*What is expected:*
From the material below, pull each line containing the string "nextjs".

*Task material:*
---+---

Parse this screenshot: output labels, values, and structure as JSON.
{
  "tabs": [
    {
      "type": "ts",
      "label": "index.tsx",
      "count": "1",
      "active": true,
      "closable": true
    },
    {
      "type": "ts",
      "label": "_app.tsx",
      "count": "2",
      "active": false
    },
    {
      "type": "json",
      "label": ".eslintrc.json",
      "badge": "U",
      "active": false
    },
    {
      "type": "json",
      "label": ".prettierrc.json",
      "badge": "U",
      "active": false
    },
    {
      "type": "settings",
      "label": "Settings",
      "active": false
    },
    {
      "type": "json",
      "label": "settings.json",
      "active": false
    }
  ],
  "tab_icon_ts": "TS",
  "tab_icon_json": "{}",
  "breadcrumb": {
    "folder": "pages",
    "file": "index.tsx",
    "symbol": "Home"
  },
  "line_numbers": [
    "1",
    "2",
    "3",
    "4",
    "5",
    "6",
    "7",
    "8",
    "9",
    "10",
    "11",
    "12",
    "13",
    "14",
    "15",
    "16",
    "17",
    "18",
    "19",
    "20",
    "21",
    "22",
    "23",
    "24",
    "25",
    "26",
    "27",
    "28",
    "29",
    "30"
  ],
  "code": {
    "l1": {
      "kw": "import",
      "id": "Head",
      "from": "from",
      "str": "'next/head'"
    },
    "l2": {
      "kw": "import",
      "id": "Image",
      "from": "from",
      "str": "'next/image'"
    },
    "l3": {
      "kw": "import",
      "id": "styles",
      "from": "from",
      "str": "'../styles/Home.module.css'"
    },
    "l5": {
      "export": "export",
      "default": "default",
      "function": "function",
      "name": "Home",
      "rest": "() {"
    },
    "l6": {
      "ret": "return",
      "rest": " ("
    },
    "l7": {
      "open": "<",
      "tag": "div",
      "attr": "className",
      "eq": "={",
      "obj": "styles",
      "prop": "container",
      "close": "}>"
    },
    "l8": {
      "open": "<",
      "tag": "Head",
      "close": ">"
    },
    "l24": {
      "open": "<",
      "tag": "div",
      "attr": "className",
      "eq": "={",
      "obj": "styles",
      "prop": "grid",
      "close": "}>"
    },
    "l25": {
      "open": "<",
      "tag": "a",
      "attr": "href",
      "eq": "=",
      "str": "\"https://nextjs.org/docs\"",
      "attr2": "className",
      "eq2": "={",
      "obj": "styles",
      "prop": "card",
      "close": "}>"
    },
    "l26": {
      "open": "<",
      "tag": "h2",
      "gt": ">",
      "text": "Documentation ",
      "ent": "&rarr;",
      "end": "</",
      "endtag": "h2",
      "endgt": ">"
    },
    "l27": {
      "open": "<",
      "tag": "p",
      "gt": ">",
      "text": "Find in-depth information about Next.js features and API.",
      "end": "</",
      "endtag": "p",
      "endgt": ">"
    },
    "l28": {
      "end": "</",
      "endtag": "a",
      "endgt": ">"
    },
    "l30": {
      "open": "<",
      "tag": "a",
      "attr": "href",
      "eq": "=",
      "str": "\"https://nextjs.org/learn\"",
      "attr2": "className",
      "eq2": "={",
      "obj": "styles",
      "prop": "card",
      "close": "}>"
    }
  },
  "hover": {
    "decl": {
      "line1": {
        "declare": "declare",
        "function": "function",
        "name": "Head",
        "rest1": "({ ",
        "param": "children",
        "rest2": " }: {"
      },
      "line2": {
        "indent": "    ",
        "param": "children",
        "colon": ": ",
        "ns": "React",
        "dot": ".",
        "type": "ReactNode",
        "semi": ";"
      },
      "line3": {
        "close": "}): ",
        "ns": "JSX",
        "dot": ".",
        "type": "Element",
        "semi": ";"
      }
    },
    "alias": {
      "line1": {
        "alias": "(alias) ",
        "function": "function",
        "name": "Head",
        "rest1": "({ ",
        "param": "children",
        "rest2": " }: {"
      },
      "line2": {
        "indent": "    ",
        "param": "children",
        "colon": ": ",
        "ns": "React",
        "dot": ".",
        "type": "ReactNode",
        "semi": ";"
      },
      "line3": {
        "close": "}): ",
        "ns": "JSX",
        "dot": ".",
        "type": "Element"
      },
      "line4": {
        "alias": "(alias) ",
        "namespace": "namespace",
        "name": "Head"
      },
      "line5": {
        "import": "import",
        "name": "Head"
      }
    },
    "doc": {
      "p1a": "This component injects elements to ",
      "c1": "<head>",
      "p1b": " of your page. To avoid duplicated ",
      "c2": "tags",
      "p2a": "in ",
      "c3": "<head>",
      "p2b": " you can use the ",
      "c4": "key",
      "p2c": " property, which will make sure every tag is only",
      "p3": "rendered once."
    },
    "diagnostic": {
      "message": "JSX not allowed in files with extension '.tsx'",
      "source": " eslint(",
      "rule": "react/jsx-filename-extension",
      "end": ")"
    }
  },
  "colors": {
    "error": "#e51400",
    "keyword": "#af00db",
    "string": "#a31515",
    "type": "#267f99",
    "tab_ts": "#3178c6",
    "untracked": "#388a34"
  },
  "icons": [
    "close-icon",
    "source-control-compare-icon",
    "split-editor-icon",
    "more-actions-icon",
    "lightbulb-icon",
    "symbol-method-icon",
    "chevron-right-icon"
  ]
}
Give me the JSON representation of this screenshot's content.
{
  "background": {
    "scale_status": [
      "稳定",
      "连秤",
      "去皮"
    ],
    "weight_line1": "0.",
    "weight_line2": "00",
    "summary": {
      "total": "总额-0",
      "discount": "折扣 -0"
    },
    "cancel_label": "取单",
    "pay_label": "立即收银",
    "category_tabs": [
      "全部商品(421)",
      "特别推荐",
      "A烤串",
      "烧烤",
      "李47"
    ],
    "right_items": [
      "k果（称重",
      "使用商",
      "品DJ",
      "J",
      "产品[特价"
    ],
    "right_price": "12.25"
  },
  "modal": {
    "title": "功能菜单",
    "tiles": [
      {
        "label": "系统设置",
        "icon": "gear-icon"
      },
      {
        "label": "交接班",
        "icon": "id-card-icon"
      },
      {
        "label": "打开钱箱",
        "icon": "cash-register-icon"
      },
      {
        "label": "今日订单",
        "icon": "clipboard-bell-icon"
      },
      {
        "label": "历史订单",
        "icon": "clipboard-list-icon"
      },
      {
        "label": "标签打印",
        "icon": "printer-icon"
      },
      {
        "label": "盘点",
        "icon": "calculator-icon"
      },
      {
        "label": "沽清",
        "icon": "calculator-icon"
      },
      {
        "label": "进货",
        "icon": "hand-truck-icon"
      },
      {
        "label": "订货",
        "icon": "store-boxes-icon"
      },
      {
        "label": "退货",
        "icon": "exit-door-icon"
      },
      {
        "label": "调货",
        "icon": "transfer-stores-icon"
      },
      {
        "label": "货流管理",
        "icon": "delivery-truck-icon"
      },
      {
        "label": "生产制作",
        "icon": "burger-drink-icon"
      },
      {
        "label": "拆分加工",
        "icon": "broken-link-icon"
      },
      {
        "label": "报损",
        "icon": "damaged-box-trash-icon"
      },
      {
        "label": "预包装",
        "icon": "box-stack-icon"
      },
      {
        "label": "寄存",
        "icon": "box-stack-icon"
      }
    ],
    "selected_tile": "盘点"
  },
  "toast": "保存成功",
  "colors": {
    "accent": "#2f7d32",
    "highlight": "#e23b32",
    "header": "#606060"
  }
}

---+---

*Exercise result:*
      "str": "\"https://nextjs.org/docs\"",
      "str": "\"https://nextjs.org/learn\"",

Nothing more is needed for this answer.